said, that he was satisfied with having entered his protest against the loan, and he would therefore withdraw his Amendment.


said, a Chancellor of the Exchequer could often do only what he could do, and not what it would be the most advisable to do. [The hon. Member here read an extract from a speech of Mr. Gladstone, in which the right hon. Gentleman was reported to say that he anticipated it would be necessary, if the war continued, to have recourse again to indirect taxation.] It was important at this particular period that no misunderstanding should exist on such a vital question as free trade, and he hoped, therefore, the right hon. Gentleman would give an explanation to the Committee.


said, that the grand and main object of Parliament had been to destroy protective duties, and when this was done it was right to say that the system of free trade had been accomplished and established. He had been understood to say that certain high duties—Customs and Excise—adverse to free trade, ought not to be got rid of. That was correct. But he also said that the gradual and progressive reduction of duties on articles of primary consumption ought to take place. It was not possible to deny that such a reduction had formed an important and a valuable feature of late in Parliamentary legislation. Then the great or total abolition of duties that were unproductive in themselves was aimed at. Duties had in that way lately been taken off of from 1,000 to 1,300 articles. It was quite consistent with free trade to keep on some duties, but nominal duties ought to be got rid of as soon as possible. He must have been misunderstood if he had been reported to say that he contemplated with satisfaction the possibility of a return to protective duties. But he could not dismiss from his mind, if the war continued, that as the burdens of the war increased, as they must do, though the House of Commons, he was satisfied, would do everything to avoid a return to protective duties, yet such would be the difficulties in the choice of objects of taxation that it might be, not a visionary apprehension, but a political necessity, for Parliament to find itself in the inevitable position, from lack of sources, rightly or wrongly to resort to the reimposition of protective duties. He hoped the day was distant or would never come. He should be sorry to see it; but he could not exclude the impression that such a contingency was not an impossibility.


said, he feared it was very likely the country would be obliged to return to the imposition of protective duties should war last any length of time.

Clause agreed to; as were also Clauses 2 to 6 inclusive.

Clause 7,


said, he wished for some explanation as to the difference in the payment of interest.


said, that with respect to the Consols part of the loan, it was customary to pay the interest on Consols in January and July, and it had been thought advisable to commence the interest from January, so as not to interfere with the customary forms.

Clause 7 agreed to; as were also Clauses 8 to 21 inclusive.

Clause 22,


said, he had great objection to this clause, and would have opposed it earlier had the Bill not been passed through the House with such celerity.
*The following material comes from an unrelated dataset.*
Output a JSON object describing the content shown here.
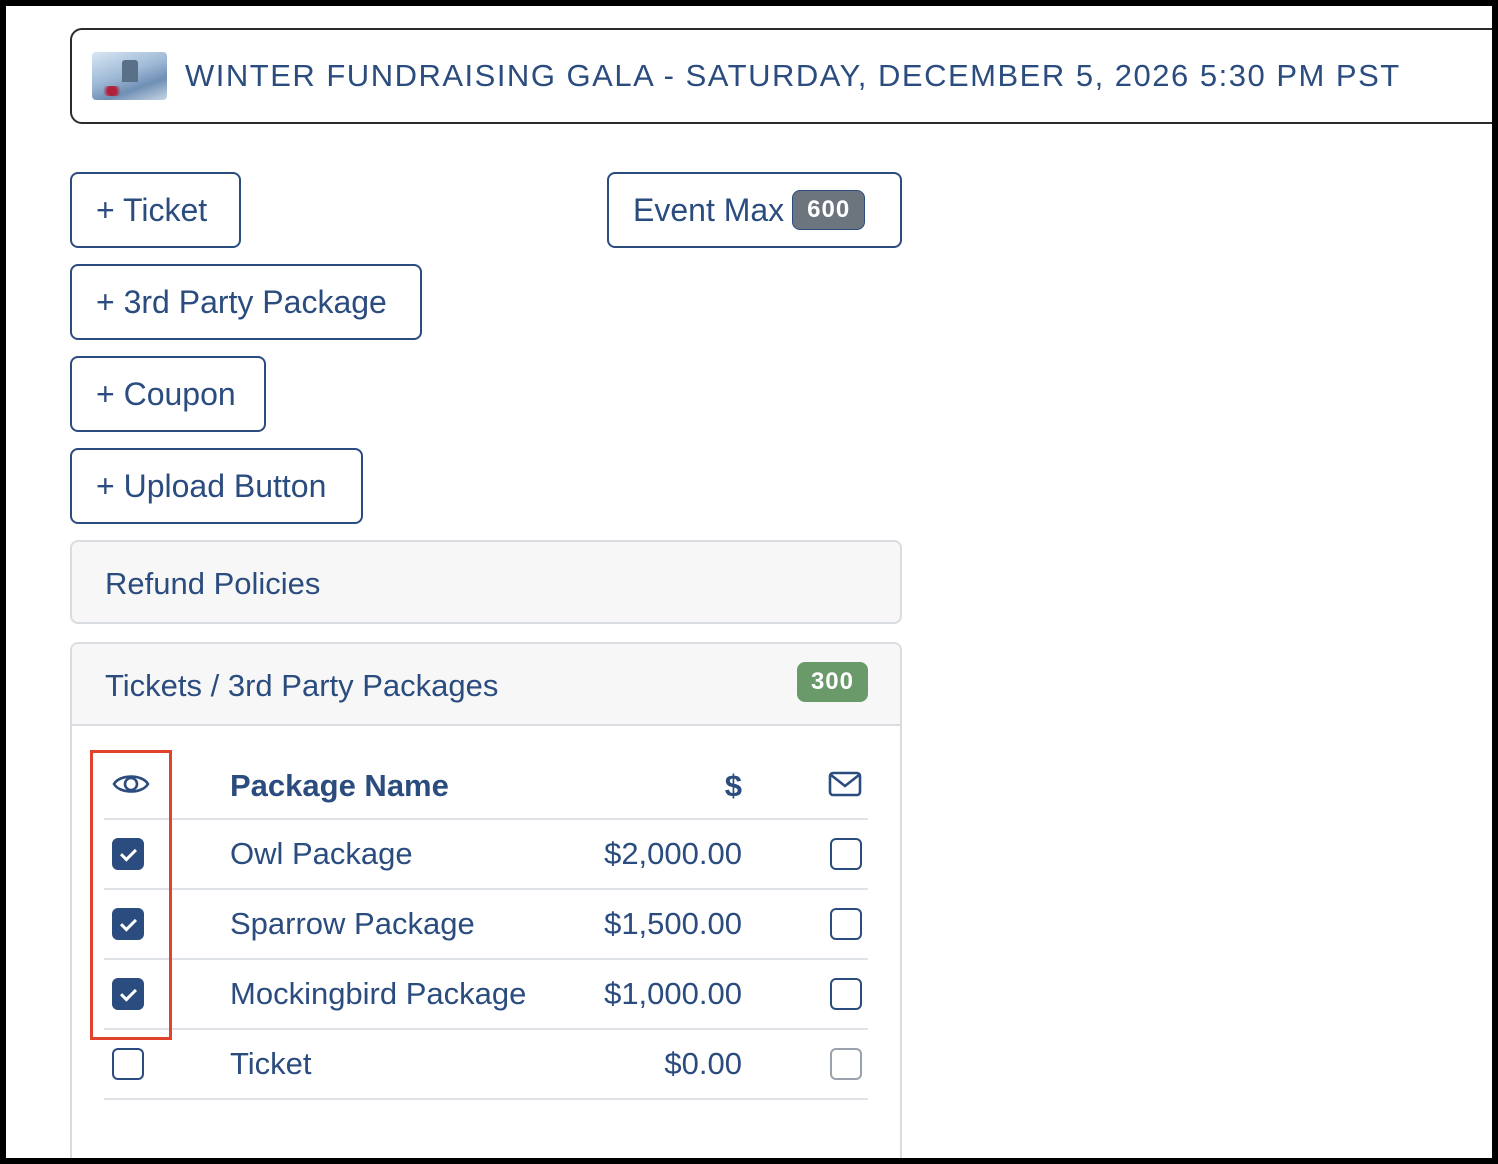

He thought the House ought to have an opportunity of considering the question, whether, at the outset of the war, a system ought to be adopted of charging posterity—whatever might be the state of the finances and condition of the country—with the payment of a large sum of interest. When the Report was brought up he should move the rejection of this clause. He would also suggest an addition of certain words in order to make the sense clear.


said, the hon. and learned Member had indicated an ambiguity in the clause. It would be found that in the Bill in the hands of the Chairman, words had been introduced to prevent misconstruction with reference to the general policy of the clause; it would not be necessary to occupy the attention of the Committee by going into a discussion of its merits; and as the hon. and learned Gentleman had signified his intention of moving the rejection of the clause when the Report was brought up, he would then state fully the grounds that induced him to propose the clause as it stood. The Committee would, therefore, excuse him if he refrained from entering into the question at that moment.

Clause agreed to.

House resumed.